[[ Records for this exercise, beginning ]]
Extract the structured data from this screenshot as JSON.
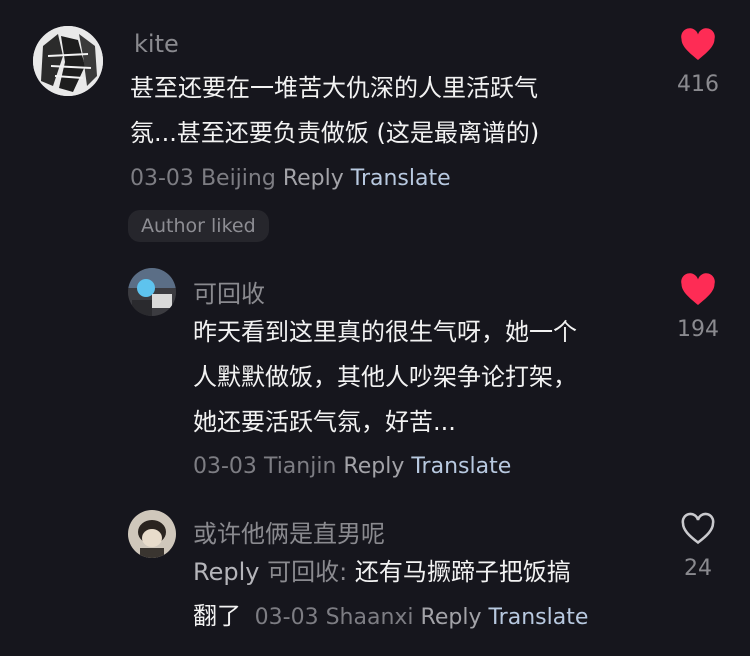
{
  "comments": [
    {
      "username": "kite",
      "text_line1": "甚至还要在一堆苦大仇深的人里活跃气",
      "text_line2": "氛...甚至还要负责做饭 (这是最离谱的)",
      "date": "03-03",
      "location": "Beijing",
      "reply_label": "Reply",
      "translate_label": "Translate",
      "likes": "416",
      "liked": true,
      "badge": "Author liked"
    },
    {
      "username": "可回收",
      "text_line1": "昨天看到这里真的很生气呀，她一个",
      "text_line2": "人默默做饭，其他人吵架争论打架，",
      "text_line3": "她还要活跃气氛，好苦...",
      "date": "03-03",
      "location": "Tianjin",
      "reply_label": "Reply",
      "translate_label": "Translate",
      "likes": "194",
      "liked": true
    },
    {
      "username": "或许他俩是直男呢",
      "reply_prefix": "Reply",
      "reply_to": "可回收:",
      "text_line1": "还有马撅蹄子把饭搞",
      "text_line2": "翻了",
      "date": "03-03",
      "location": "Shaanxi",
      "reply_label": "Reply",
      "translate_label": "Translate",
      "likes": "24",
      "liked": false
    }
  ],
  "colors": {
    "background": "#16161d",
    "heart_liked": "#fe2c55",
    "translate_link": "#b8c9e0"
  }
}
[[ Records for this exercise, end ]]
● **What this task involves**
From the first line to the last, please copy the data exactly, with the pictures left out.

● **Output below**
Extract the structured data from this screenshot as JSON.
{
  "comments": [
    {
      "username": "kite",
      "text_line1": "甚至还要在一堆苦大仇深的人里活跃气",
      "text_line2": "氛...甚至还要负责做饭 (这是最离谱的)",
      "date": "03-03",
      "location": "Beijing",
      "reply_label": "Reply",
      "translate_label": "Translate",
      "likes": "416",
      "liked": true,
      "badge": "Author liked"
    },
    {
      "username": "可回收",
      "text_line1": "昨天看到这里真的很生气呀，她一个",
      "text_line2": "人默默做饭，其他人吵架争论打架，",
      "text_line3": "她还要活跃气氛，好苦...",
      "date": "03-03",
      "location": "Tianjin",
      "reply_label": "Reply",
      "translate_label": "Translate",
      "likes": "194",
      "liked": true
    },
    {
      "username": "或许他俩是直男呢",
      "reply_prefix": "Reply",
      "reply_to": "可回收:",
      "text_line1": "还有马撅蹄子把饭搞",
      "text_line2": "翻了",
      "date": "03-03",
      "location": "Shaanxi",
      "reply_label": "Reply",
      "translate_label": "Translate",
      "likes": "24",
      "liked": false
    }
  ],
  "colors": {
    "background": "#16161d",
    "heart_liked": "#fe2c55",
    "translate_link": "#b8c9e0"
  }
}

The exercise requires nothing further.